Exercise description: What you return must be the lines of the data that hold the word "Портфель".

Dataset rows describing interfaces:
>>>>>
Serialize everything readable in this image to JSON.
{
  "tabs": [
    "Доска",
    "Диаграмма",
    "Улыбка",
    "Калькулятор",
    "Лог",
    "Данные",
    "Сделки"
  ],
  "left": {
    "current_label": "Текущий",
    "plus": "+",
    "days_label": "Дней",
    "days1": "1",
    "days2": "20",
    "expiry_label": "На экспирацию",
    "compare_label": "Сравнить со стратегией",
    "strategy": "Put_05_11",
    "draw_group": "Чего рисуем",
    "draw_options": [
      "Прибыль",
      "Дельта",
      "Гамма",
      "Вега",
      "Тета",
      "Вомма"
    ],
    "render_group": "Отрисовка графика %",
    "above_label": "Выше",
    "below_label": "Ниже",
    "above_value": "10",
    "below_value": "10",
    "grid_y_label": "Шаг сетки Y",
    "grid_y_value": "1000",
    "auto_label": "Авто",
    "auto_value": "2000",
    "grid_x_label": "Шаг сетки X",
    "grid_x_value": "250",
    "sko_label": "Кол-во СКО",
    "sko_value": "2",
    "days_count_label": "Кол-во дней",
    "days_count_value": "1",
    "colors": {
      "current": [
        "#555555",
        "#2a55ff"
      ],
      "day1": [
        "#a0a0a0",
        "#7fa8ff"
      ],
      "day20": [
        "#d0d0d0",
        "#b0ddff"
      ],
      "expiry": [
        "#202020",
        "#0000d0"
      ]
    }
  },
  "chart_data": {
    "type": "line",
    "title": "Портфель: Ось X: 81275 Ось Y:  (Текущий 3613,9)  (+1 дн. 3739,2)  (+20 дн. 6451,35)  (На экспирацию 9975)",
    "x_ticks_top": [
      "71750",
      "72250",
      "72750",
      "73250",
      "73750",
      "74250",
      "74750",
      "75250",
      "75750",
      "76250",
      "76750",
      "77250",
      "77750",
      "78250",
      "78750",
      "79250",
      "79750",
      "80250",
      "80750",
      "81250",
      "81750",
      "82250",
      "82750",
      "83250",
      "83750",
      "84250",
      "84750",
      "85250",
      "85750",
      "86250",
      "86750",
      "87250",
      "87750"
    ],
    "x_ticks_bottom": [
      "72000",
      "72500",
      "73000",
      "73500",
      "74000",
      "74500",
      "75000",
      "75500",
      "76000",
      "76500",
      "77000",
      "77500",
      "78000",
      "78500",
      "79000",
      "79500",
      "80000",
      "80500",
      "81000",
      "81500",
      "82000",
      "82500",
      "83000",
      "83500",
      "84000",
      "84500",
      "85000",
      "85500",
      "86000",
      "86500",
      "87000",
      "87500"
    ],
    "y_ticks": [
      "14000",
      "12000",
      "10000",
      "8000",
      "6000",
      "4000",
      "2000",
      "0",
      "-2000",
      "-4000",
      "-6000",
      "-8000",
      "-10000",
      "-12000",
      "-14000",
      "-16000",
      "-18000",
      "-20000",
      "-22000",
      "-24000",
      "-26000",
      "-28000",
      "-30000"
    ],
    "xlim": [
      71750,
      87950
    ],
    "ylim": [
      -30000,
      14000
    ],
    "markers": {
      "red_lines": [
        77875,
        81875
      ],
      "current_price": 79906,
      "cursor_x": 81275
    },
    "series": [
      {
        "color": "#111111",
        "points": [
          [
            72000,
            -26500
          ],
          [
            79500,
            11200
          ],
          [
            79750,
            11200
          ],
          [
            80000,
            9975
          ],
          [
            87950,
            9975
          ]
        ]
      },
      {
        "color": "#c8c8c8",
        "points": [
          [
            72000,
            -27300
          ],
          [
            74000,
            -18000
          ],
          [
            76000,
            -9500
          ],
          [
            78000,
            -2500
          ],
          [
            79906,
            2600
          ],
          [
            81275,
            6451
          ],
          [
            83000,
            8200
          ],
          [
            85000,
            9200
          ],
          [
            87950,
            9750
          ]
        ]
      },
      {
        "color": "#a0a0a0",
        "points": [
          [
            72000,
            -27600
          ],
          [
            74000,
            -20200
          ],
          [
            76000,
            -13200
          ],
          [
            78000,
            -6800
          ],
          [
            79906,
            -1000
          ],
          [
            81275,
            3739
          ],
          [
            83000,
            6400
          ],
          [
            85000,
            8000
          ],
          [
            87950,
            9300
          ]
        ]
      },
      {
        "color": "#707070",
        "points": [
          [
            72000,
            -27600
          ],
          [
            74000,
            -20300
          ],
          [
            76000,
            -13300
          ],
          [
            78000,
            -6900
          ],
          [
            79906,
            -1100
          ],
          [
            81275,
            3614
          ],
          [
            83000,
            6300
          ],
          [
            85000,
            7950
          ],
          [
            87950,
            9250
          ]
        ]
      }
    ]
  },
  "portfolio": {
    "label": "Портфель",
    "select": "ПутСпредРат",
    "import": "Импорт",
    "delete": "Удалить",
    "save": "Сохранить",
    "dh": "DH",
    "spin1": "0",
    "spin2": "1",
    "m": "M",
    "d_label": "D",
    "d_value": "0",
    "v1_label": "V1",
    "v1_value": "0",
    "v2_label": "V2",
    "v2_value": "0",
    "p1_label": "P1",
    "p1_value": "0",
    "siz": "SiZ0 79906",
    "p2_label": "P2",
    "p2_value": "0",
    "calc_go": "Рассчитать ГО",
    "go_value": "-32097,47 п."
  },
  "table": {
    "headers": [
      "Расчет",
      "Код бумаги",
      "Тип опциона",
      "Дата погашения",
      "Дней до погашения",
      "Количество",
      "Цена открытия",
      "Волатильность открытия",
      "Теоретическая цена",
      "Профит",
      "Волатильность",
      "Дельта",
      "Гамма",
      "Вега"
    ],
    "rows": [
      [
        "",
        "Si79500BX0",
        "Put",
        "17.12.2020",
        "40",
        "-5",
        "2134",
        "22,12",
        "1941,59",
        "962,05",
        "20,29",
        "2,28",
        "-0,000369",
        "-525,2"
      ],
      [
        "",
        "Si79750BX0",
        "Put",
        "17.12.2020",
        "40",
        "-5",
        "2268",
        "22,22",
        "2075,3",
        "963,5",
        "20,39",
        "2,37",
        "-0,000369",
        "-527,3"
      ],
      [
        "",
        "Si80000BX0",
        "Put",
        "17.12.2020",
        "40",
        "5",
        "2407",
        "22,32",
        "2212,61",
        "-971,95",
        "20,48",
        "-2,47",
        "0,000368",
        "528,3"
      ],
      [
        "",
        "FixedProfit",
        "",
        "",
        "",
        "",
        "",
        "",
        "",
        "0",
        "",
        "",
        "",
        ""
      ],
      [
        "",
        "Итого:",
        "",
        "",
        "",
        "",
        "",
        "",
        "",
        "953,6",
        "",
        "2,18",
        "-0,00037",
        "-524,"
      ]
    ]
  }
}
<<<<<
Output:
    "title": "Портфель: Ось X: 81275 Ось Y:  (Текущий 3613,9)  (+1 дн. 3739,2)  (+20 дн. 6451,35)  (На экспирацию 9975)",
    "label": "Портфель",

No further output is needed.